The Wisconsin Legislature is scheduled to vote Wednesday on a measure that would keep 72,000 residents from being taken off the state’s health-coverage plan for its low-income residents, but state Democrats say the delay would also postpone coverage for even more of the state’s poor.
Starting Jan. 1, Wisconsinites earning more than 100 percent of the federal poverty line would be shifted off BadgerCare and into the Obamacare exchange to purchase insurance. Because of the tumultuous rollout of HealthCare.gov, Republican Gov. Scott Walker formulated a plan to delay the transition from BadgerCare until April 1.
BadgerCare offers insurance to Wisconsinites whose employers do not provide it and whose income is too high to qualify for Medicaid. The program covers people earning up to 200 percent of the federal poverty line, but it will be rolled back to 100 percent of the federal poverty line, the least amount Americans can earn to qualify for premium tax credits on the exchange.
The timing of the rollback is what’s now under consideration.
A delay would save taxpayers $23 million, the state’s nonpartisan budget office estimates. And with October enrollment marking a meager 877 Wisconsinites, the governor’s assertion that residents need more time to navigate HealthCare.gov could prevent a coverage gap for thousands of low-income shoppers.
Democrats aren’t on board with the delay, however, because it would also delay adding an estimated 83,000 residents living below the federal poverty line who would become newly eligible for the program.
“You intend to pay for the cost of extending Medicaid/BadgerCare to these low-income Wisconsin citizens by delaying coverage to even poorer Wisconsin citizens by the same three months,” wrote Democratic state Sen. Tim Cullen in a letter to Walker. “Put simply, you propose to pay to cover the second-lowest income group by delaying coverage to the very poorest Wisconsin citizens who have no coverage today.”
Walker rejected federal money for Medicaid expansion, one of 25 Republican U.S. governors to do so. He has said he does not believe the federal government will follow through on its promise to cover the costs of expansion.
He defends the delay of the BadgerCare overhaul with a similar logic.
“People who are taking the Medicaid expansion are depending on the federal government living up to their commitment, a federal government that can’t even get a website up and going,” Walker said last month.
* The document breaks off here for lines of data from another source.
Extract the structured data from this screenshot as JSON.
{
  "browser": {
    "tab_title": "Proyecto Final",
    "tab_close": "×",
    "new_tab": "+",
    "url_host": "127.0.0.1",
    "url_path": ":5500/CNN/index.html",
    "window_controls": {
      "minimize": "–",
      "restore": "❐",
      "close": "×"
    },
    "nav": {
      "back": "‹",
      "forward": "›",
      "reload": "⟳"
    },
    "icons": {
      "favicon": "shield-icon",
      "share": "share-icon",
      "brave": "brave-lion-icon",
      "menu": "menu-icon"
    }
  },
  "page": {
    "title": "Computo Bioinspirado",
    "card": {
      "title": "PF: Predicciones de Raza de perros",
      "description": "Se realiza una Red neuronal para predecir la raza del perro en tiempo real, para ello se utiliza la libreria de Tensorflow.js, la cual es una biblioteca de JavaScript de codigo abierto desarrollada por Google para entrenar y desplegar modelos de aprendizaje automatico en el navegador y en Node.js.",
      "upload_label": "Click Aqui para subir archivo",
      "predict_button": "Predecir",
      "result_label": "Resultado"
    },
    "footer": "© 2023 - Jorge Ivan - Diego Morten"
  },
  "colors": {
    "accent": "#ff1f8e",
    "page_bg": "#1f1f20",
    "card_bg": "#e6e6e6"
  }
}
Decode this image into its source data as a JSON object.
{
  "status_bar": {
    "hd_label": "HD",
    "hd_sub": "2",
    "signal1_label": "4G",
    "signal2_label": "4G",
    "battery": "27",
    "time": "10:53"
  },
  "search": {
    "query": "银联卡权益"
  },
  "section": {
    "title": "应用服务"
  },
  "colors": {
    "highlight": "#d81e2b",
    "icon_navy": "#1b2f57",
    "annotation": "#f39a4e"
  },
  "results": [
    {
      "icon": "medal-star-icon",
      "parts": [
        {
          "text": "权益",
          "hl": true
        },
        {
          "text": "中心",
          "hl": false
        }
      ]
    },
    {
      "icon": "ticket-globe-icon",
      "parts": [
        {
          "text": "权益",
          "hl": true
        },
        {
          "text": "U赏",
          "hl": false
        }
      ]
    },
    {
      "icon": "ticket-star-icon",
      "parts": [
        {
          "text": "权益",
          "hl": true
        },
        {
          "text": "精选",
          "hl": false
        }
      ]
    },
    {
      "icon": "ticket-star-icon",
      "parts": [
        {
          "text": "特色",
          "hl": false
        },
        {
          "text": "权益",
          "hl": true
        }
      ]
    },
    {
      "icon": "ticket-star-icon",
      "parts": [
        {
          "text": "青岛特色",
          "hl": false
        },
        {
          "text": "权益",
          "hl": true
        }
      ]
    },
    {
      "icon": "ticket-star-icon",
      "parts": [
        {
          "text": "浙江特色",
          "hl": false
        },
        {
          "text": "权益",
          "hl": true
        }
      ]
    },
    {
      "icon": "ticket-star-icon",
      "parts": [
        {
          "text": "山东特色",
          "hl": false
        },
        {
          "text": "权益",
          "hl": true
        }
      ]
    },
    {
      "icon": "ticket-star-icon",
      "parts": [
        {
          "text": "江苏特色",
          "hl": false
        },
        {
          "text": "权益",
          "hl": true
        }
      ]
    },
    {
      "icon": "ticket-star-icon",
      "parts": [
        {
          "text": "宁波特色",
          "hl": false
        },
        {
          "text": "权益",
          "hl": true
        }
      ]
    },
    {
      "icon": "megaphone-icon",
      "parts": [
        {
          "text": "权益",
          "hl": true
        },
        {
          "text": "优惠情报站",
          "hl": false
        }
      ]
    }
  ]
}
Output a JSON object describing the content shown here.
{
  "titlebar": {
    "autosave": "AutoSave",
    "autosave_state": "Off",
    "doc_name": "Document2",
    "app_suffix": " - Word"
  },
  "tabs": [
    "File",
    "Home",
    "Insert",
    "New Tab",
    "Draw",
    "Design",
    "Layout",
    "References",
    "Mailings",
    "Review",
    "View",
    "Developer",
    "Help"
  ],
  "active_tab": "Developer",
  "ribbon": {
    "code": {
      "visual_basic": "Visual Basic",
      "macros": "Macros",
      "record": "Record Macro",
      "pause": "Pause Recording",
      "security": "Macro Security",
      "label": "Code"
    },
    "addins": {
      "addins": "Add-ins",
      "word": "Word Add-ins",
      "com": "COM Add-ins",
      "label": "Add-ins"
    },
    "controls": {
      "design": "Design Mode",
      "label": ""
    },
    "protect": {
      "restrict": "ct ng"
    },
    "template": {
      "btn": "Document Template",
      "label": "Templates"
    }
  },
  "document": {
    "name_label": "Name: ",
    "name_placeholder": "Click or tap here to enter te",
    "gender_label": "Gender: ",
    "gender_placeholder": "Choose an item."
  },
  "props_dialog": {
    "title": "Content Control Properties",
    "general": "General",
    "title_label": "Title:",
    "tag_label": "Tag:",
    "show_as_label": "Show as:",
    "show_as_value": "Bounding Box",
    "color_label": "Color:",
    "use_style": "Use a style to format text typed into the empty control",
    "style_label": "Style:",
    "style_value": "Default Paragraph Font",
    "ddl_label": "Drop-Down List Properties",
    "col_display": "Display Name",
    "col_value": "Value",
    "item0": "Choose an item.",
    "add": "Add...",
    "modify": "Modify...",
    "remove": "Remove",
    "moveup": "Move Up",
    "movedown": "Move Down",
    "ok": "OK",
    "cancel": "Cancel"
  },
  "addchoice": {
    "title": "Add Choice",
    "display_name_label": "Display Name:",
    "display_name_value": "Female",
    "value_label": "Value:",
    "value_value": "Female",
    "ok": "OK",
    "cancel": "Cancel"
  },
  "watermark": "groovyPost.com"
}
Since Walker’s comments and the unveiling of his proposal, the Health and Human Services Department has made hundreds of fixes to HealthCare.gov. On Sunday, it announced that it met its goal to make the online federal exchange a smooth experience for “the vast majority of users.”
Anecdotes reported in the media suggest that some Americans are still hitting obstacles when navigating HealthCare.gov. But numbers released by HHS say the site has been up and running more consistently, with low error rates and short wait times, especially when compared with the Oct. 1 launch.
Consumers have until Dec. 23 to sign up for exchange coverage that begins Jan. 1. If the Republican-controlled Legislature approves the delay, however, current BadgerCare recipients would be covered by the program through March, giving them more time to shop for insurance, but forcing other low-income Wisconsinites to wait longer for coverage.